Governor Scott Walker today announced Wisconsin received a $32.5 million federal grant over five years to connect 1,000 youths with special needs to resources that transition them towards economic self-sufficiency and independence.
The U.S. Department of Education's Office of Special Education Programs awarded Wisconsin the Promoting Readiness of Minors in Supplemental Security Income (PROMISE) Grant. The grant seeks to increase the education, career, and income outcomes of children with special needs receiving federal Supplemental Security Income (SSI) and their families.
"The PROMISE Grant will help individuals and families across the state move from dependence to the independence of paid work experience, which will improve lives and brighten our state's future," Governor Walker said. "The grant supports increased financial literacy, improved job readiness, and reduced reliance on public assistance. It also includes career development plans to ensure today's youths with disabilities receive the support they need to be integral members of tomorrow's adult workforce."
The Wisconsin Department of Workforce Development's Division of Vocational Rehabilitation (DVR) will work with the Department of Health Services, Department of Children and Families, and Department of Public Instruction to coordinate services and use best practices to prepare young adults for the workplace.
"Wisconsin's public schools are working hard to make sure every child graduates well prepared for career or college," said State Superintendent Tony Evers. "This federal funding will allow us to coordinate services for children and young adults with special needs, better preparing them for transition and success after high school."

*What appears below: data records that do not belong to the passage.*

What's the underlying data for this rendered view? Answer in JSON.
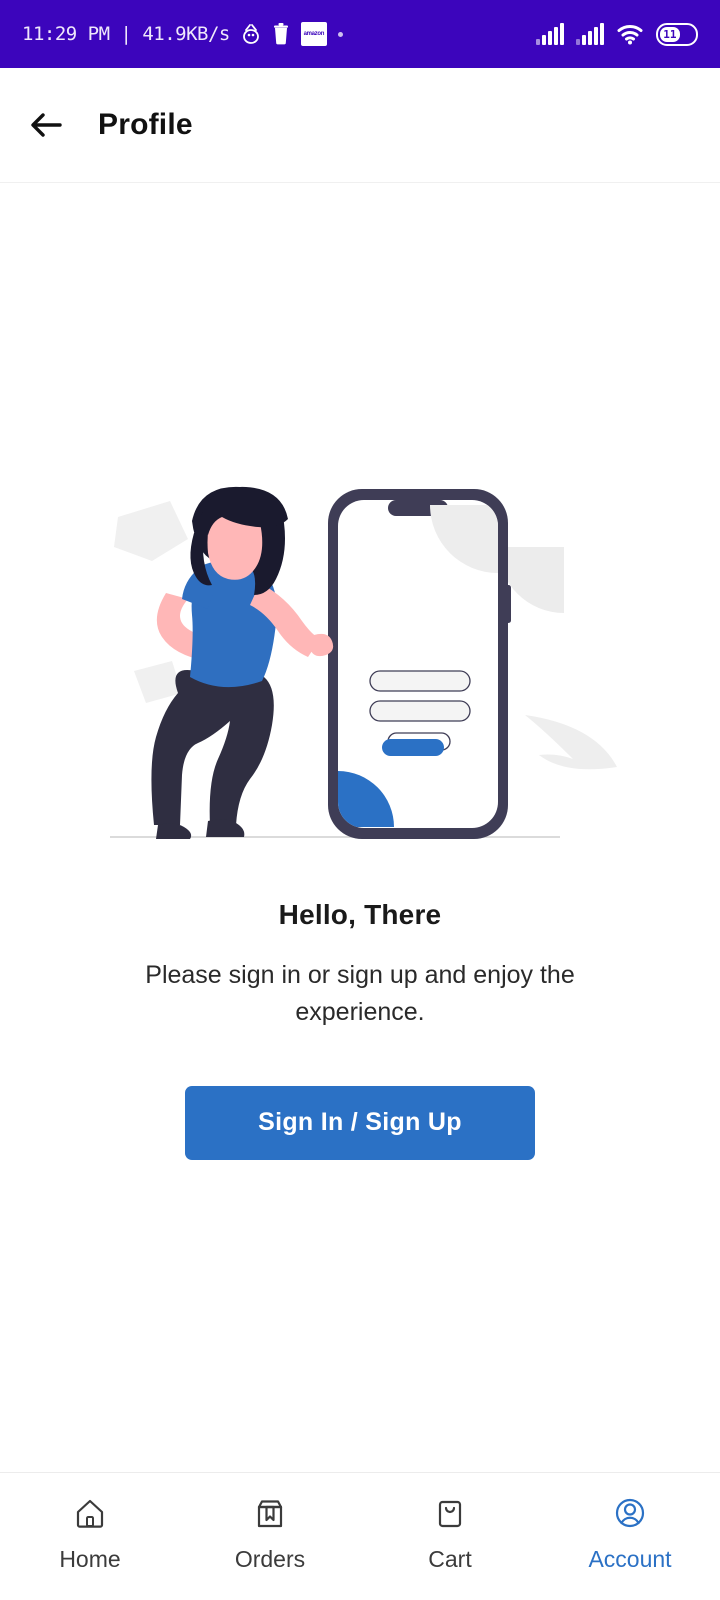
{
  "statusbar": {
    "clock": "11:29 PM | 41.9KB/s",
    "battery_level": "11",
    "icons": [
      "usb-debug-icon",
      "trash-icon",
      "app-badge-icon",
      "dot-icon",
      "signal-bars-icon",
      "signal-bars-2-icon",
      "wifi-icon",
      "battery-icon"
    ],
    "app_badge_text": "amazon",
    "background": "#3C05BC"
  },
  "appbar": {
    "back_icon": "arrow-left-icon",
    "title": "Profile"
  },
  "main": {
    "illustration_name": "mobile-login-illustration",
    "heading": "Hello, There",
    "subtitle": "Please sign in or sign up and enjoy the experience.",
    "cta_label": "Sign In / Sign Up",
    "accent_color": "#2B71C5"
  },
  "bottomnav": {
    "items": [
      {
        "label": "Home",
        "icon": "home-icon",
        "active": false
      },
      {
        "label": "Orders",
        "icon": "package-icon",
        "active": false
      },
      {
        "label": "Cart",
        "icon": "bag-icon",
        "active": false
      },
      {
        "label": "Account",
        "icon": "user-circle-icon",
        "active": true
      }
    ],
    "active_color": "#2B71C5"
  }
}
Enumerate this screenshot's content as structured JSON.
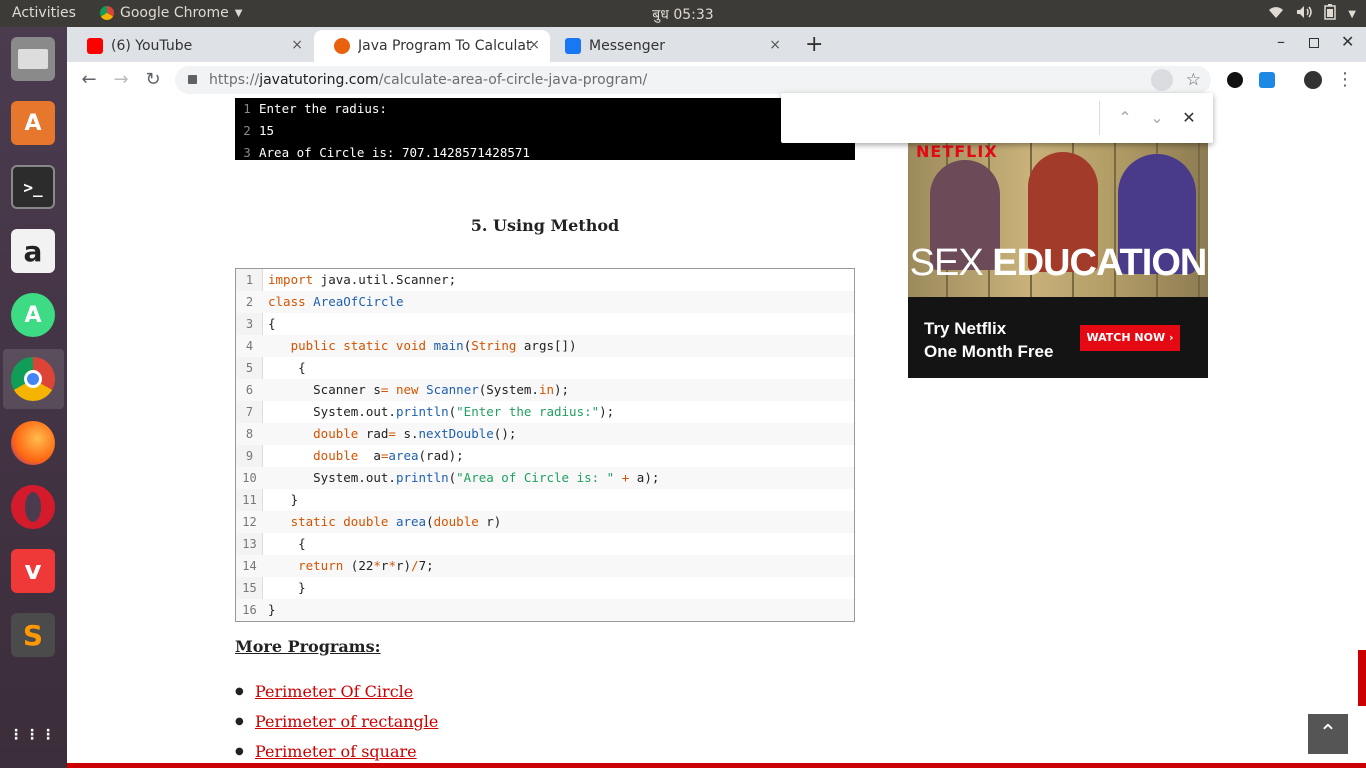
{
  "system": {
    "activities": "Activities",
    "app_name": "Google Chrome",
    "clock": "बुध 05:33"
  },
  "tabs": [
    {
      "label": "(6) YouTube",
      "close": "×"
    },
    {
      "label": "Java Program To Calculate",
      "close": "×"
    },
    {
      "label": "Messenger",
      "close": "×"
    }
  ],
  "new_tab": "+",
  "address": {
    "scheme": "https://",
    "host": "javatutoring.com",
    "path": "/calculate-area-of-circle-java-program/"
  },
  "output": {
    "lines": [
      "Enter the radius:",
      "15",
      "Area of Circle is: 707.1428571428571"
    ]
  },
  "section_heading": "5. Using Method",
  "code": {
    "numbers": [
      "1",
      "2",
      "3",
      "4",
      "5",
      "6",
      "7",
      "8",
      "9",
      "10",
      "11",
      "12",
      "13",
      "14",
      "15",
      "16"
    ]
  },
  "more_programs": "More Programs:",
  "links": [
    "Perimeter Of Circle",
    "Perimeter of rectangle",
    "Perimeter of square"
  ],
  "ad": {
    "brand": "NETFLIX",
    "title_light": "SEX",
    "title_bold": "EDUCATION",
    "line1": "Try Netflix",
    "line2": "One Month Free",
    "cta": "WATCH NOW"
  },
  "icons": [
    "wifi-icon",
    "volume-icon",
    "battery-icon",
    "power-menu-icon",
    "back-icon",
    "forward-icon",
    "reload-icon",
    "lock-icon",
    "zoom-icon",
    "bookmark-star-icon",
    "extension-icon",
    "avatar",
    "menu-icon",
    "chevron-up-icon",
    "chevron-down-icon",
    "close-icon",
    "scroll-top-icon"
  ],
  "colors": {
    "accent": "#cc0000",
    "keyword": "#d35400",
    "class": "#2060b0",
    "string": "#20a060"
  }
}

The agencies will evaluate factors impeding participants' abilities to find employment and then design a program that removes such barriers and helps individuals successfully find jobs.

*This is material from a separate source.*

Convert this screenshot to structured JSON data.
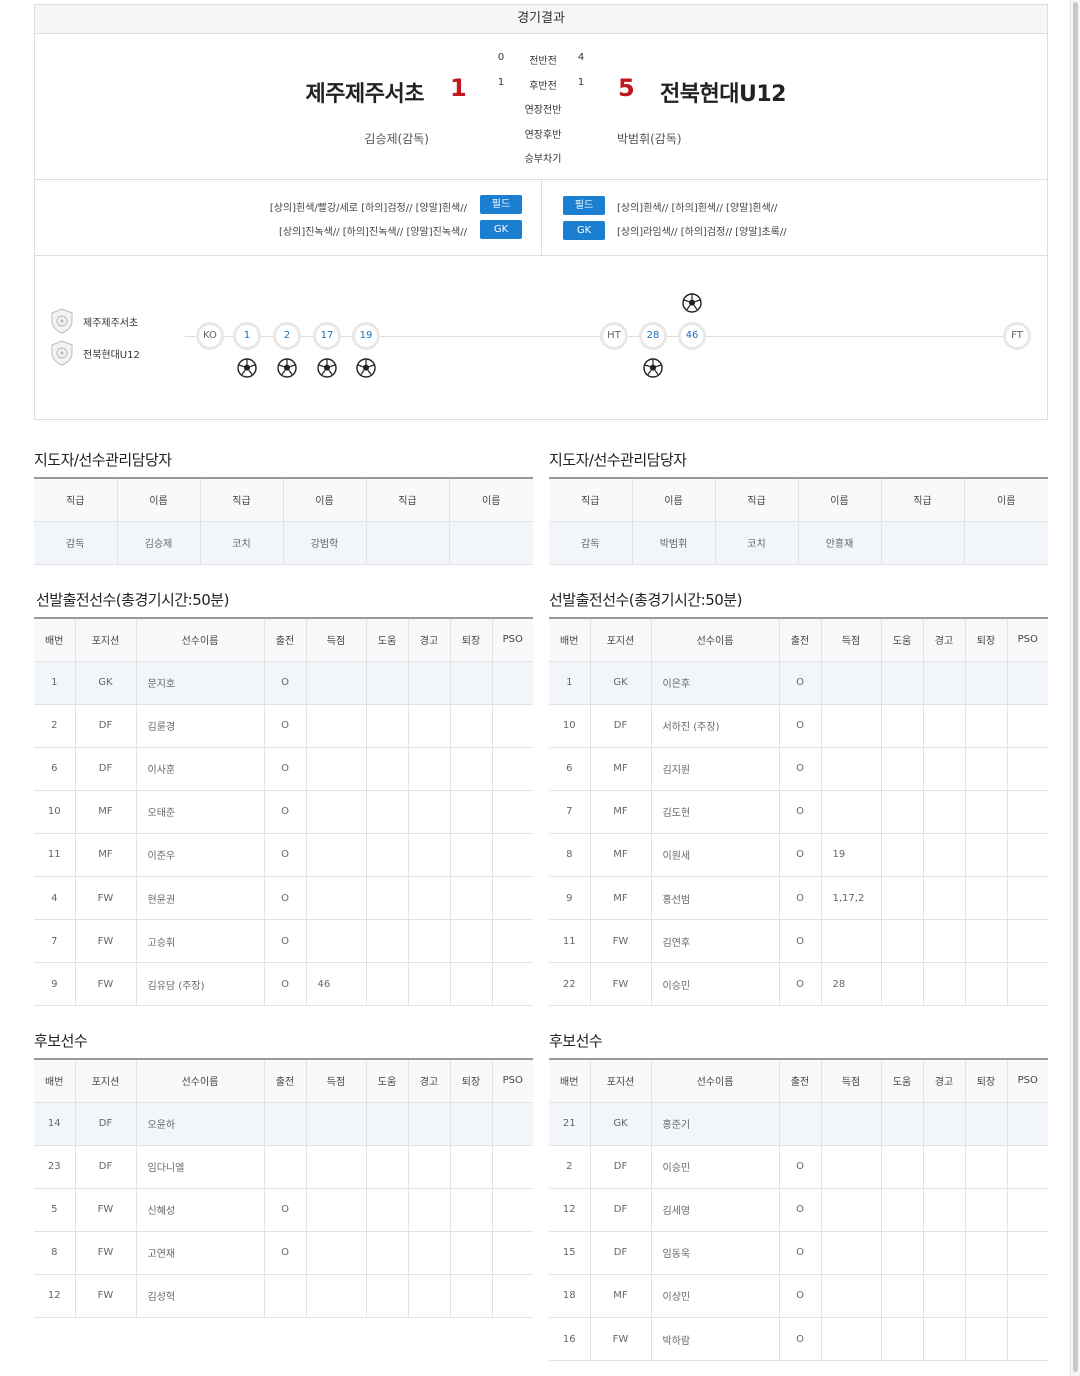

The University of Wisconsin-Stout Vocational Rehabilitation Institute will help recruit participants and help them enroll in DVR services. Services will include career exploration, community work experience, financial literacy training, social and soft skills training, and family training on employment expectations.
Governor Walker has made workforce development a top priority of his administration, investing more than $100 million in new resources in the 2013--15 budget to expand options for businesses seeking workers and to ensure individuals can access resources to find a good-paying job. Last week, he announced additional workforce development legislation that will form the core of his workforce agenda in the fall legislative session. The proposed legislation includes:
An additional $1 million investment in youth apprenticeship over the biennium, bringing the total available to more than $4.6 million to train high school students for an entry-level job in an emerging employment sector;
An apprenticeship tuition reimbursement available to employers or workers for 25% of the tuition for apprentice-related instruction up to $1,000;
$4 million in additional state funds for vocational rehabilitation, which will be matched with up to $14 million in federal funds, enabling DWD to serve 3,000 additional disabled individuals over the next two years; and
An update to the Wisconsin Workers Win program, which helped 166 workers to transition off Unemployment Insurance benefits during a pilot conducted in 2012.